This interesting but, to the modern eye rather quaint, photograph shows members of the Machine-Gun Company in 2nd Battalion, The King’s Royal Rifle Corps (2 KRRC), mounted in Carden-Loyd carriers at Aldershot in June 1928.
Each carrier has a crew of two: a member of the Battalion wearing a steel helmet behind his machine gun and a driver from the Royal Tank Corps wearing a beret.
In January 1925, 2 KRRC ceased to form a part of the Army of Occupation in the Rhineland and moved to Aldershot, where the Battalion was chosen, from 1 April 1926, to carry out trials as the first mechanised battalion in the British Army. To quote from the 1931 KRRC Chronicle:
“The Battalion was still organised in a similar manner to other infantry battalions on home service, namely, four rifle companies and a machine-gun platoon of 8 guns in the HQ wing. Early in 1927 a third section was added to the MG platoon, making 12 guns in all. On March 1st, 1928, the new infantry battalion organisation came into force, by which the fourth rifle company was abolished, and the MG platoon was formed into a MG company distinct from the HQ wing. At the same time the MG company was considered to contain four sections of 4 guns each when on war strength. … Soon after the change the first experimental MG company with Carden-Loyds was formed in the Battalion, although at the time these machines were driven [on attachment] by personnel of the Royal Tank Corps. The rest of the transport was driven by men of the Battalion.”
In 1929 the Battalion moved to Tidworth where the MG Company received its own Carden-Loyds driven by members of the Battalion. In the same year a mechanised anti-tank platoon was formed in HQ wing. The platoon consisted of two sections, each with two 0.5 inch Vickers anti-tank machine guns, carried in Carden-Loyds with trailers for the gun crew.

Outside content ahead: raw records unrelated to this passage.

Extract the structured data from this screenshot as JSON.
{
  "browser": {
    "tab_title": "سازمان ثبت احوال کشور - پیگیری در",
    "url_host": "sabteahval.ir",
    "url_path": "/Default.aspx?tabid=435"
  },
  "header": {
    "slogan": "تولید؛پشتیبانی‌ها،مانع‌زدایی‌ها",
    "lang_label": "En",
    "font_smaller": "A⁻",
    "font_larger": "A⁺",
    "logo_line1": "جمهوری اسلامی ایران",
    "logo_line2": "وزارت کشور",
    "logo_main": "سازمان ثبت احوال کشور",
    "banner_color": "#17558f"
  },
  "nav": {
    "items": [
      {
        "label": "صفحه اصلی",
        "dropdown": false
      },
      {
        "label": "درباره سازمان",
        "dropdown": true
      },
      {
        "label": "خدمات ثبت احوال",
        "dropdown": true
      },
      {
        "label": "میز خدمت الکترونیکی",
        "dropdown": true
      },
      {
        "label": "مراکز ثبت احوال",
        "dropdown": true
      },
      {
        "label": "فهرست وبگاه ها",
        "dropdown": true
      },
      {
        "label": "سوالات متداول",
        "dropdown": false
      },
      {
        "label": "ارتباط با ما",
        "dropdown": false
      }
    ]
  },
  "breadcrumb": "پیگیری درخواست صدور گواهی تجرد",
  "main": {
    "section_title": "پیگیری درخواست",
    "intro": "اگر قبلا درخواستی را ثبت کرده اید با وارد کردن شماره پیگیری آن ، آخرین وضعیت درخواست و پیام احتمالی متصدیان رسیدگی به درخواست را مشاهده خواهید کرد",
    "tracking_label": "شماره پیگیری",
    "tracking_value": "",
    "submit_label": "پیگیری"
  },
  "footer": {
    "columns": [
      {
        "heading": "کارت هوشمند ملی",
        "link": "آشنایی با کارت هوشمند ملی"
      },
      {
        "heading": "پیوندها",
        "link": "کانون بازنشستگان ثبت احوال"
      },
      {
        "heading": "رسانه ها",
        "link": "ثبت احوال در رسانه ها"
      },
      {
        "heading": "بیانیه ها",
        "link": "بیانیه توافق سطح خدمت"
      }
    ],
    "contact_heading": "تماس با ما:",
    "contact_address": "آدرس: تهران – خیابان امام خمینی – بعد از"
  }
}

In 1931 a mechanised mortar platoon of two sections carried in Carden-Loyds, each with two 3-inch Stokes mortars, was added.
The Battalion’s first experience with mechanisation ended in June 1932 when it moved to Belfast.